  • an egg drop challenge (Our egg didn't break!)
  • an ice cream truck with ice cream for everybody
Lunch was served from 11-1, and we needed to be back at the main area by 2:00. But other than that the days was ours to plan and carry out. I was able to attend the Bricks for Kidz presentation (good, but too much talking) and the drum circle. My group and I worked on the photo scavenger hunt, participated in the egg drop, played cornhole and an intense game of pick up sticks, and enjoyed some delicious ice cream. Definitely not your typical inservice day.

At 2:00 we wrapped up our activities with a little reflection where they asked us 4 questions for reflection. We got into groups representing K-3, 4-6, 7-8, and 9-12 (a rarity that we all get to interact) and talked about our thoughts and take aways from the day. While our group came up with some great ideas, here are mine:
  • My district administrators trust me. They didn't need to put me in an assigned group, have an administrator follow me, or make me complete a series of sign-ins. I was trusted to go out and make the best of my day, and that made me want to get as much out of it as possible.
  • I have permission to go for it. If my administrators are willing to give up the control and let us learn the way we did today, it means I have permission to do the same with my students.
  • Even when you sometimes want to go it on your own, it is nice to have the support of others. We could all go inside our classrooms and close the door, but it would not help the kids or be nearly as much fun as working together to solve problems.
  • It's okay to get out of your comfort zone. You will survive, and you just might possibly like something you never thought you would.
  • Just like my colleagues and I deserve the opportunity to lead, so do our kids.
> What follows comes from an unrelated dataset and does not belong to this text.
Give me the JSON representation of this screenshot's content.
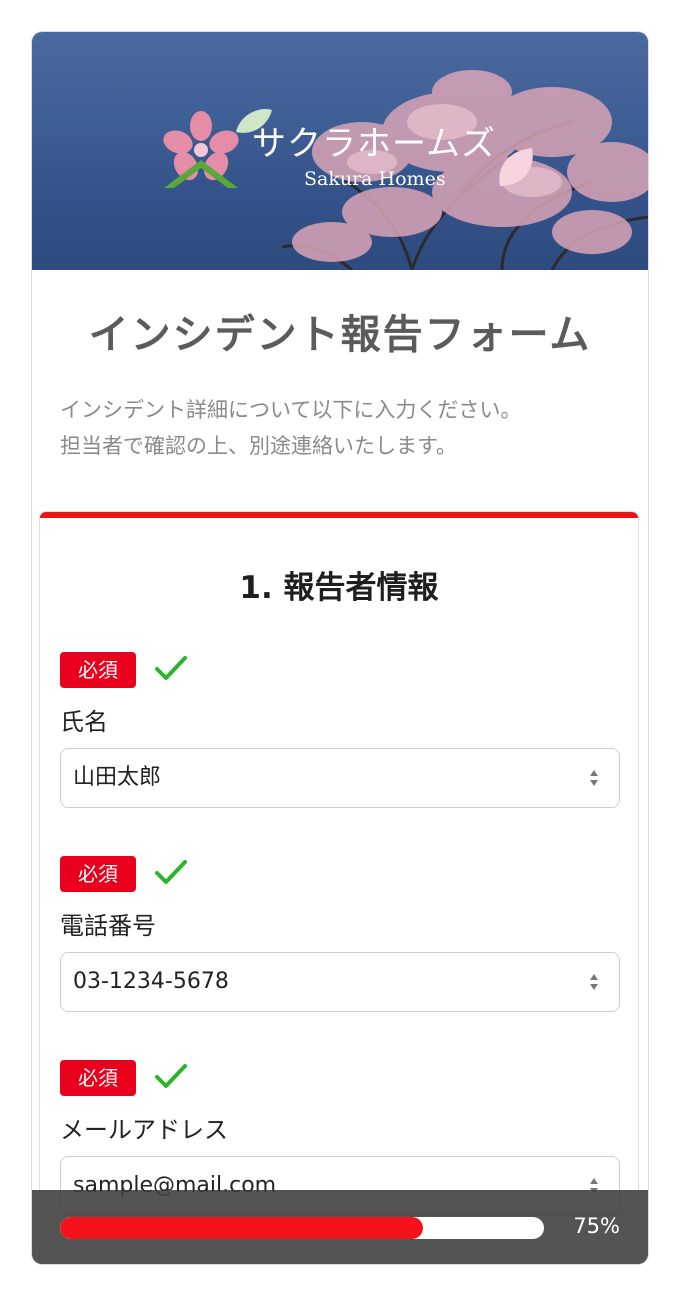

Sure, it may take a few extra days, but it's time to give the kids the reins when it's possible and see what they come up with.
  • There are many, many ways to show proficiency, and they don't always involve a pencil, a test book, and a bubble sheet. I'm really hopeful that we begin to have a little more freedom with how we measure our students' proficiency towards the standards.
I honestly never thought I would say that an inservice day was the best day ever, but clearly the tides are turning. After years of feeling like I was doing a disservice to my kids by focusing only on "the tests" I finally feel like I can focus on my kids and help them learn and grow as amazing human beings. It's going to be a great year!

Monday, August 15, 2016

Trying to Refocus

Not going to lie, I had a little bit of a melt down today while I was working in my classroom. I am trying to keep in mind all that I learned and reflected upon this summer. And as I was thinking about everything, all that kept creeping into my mind were all of the roadblocks I was facing. I had to leave school, come home, and spend some time at my favorite spot by the river to help myself get back on track.

Probably the most important lesson I had to repeat over and over today was that things don't have to be perfect. Things can be changed if they don't work out. It's okay to try something, decide I don't like it, and then try something else. But I just want it to be perfect -- these kids are going through such a huge change, I want everything to be perfect for them so their transition can be as smooth as possible. But just as I want to give them grace and make it easy for them, I am being hard on myself. This would be a huge transition for me just to switch my teaching assignment. Now add on all of these new strategies I'd like to try, and everything is even huger.... more huge? Bigger. More uncertain.

And instead of being patient with myself and giving myself the chance to experience a few bumps, I'm putting the pressure on myself to make everything perfect.

Seriously?? Nobody is perfect. Nor did anybody ever expect me to be perfect. So where did this come from?? I don't know, but I'm going to keep reminding myself that the best I can do is try. If things work, great. If not, I'm a pretty good planner and a pretty good problem solver, so I sure I'll be able to come up with a different solution.

Time to refocus and reset my attitude. I'm not setting up my perfect classroom. I'm getting ready for a great group of kids, and together we will learn and grow and figure out what works best for us.